How will Milwaukee keep its core intact?

Maybe by unloading Tony Snell ($11,592,857 salary next season, $12,378,571 player option the following season) or Ersan Ilyasova ($7 million salary next season, $7 million unguaranteed the following season).

Marc Stein of The New York Times:

With Bird Rights for Middleton, Brogdon and Mirotic, Milwaukee faces no salary-cap restrictions on keeping just those three. The only cost is real dollars, including potential luxury-tax payments.

It’s trickier with Lopez. Giving him the non-taxpayer mid-level exception (which projects to be about $9 million) – the most they can pay without opening cap space – would hard-cap the Bucks at a projected team salary of about $138 million. That could be a difficult line to stay under.

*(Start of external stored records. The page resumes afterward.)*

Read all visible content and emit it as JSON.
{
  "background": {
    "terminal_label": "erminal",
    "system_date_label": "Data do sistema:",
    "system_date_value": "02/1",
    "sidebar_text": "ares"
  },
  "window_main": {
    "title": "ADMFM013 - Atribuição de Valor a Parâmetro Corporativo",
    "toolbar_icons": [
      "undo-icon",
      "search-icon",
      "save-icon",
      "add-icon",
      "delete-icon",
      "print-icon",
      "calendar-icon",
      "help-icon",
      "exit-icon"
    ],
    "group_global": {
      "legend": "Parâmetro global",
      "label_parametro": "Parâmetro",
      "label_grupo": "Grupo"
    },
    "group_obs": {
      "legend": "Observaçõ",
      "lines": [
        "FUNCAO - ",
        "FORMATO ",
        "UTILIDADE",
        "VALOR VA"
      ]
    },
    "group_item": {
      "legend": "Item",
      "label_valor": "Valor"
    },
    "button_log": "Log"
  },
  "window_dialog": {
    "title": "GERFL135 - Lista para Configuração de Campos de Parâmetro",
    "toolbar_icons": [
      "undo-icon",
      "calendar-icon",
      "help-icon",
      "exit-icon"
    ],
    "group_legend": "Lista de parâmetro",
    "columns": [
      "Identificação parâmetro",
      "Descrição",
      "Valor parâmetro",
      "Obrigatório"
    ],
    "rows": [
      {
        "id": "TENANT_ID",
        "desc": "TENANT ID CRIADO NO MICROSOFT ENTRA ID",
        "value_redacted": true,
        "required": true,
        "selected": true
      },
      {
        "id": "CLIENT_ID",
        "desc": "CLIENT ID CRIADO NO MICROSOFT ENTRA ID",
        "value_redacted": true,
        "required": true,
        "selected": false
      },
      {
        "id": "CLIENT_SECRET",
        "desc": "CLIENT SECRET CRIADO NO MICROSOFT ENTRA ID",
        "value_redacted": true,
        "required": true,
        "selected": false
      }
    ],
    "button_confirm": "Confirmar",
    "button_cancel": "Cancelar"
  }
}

Unless Snell or Ilyasova are off the books.

Neither player has a desirable contract, which is why Milwaukee is shopping them with a draft pick attached. But both can still contribute. Ilyasova is a smart veteran power forward who shoots well from outside and takes a lot of charges. Snell is also a good outside shooter, and though his all-around game is lacking, there’s a dearth of helpful wings around the league.

The Bucks have the No. 30 pick in Thursday’s draft. They could select on behalf of another team then trade the draft rights. The Stepien rule applies only to future drafts.

Beyond that pick, Milwaukee is short on tradable draft picks. The Bucks have already traded two protected future first-round picks and their next three second-rounders. Dealing another first-rounder would require complex protections. Perhaps, a distant second-rounder is enough.

It’s important for Milwaukee to figure this out. Giannis Antetokounmpo likes this core group, and everyone is watching his level of satisfaction with the Bucks as his super-max decision approaches.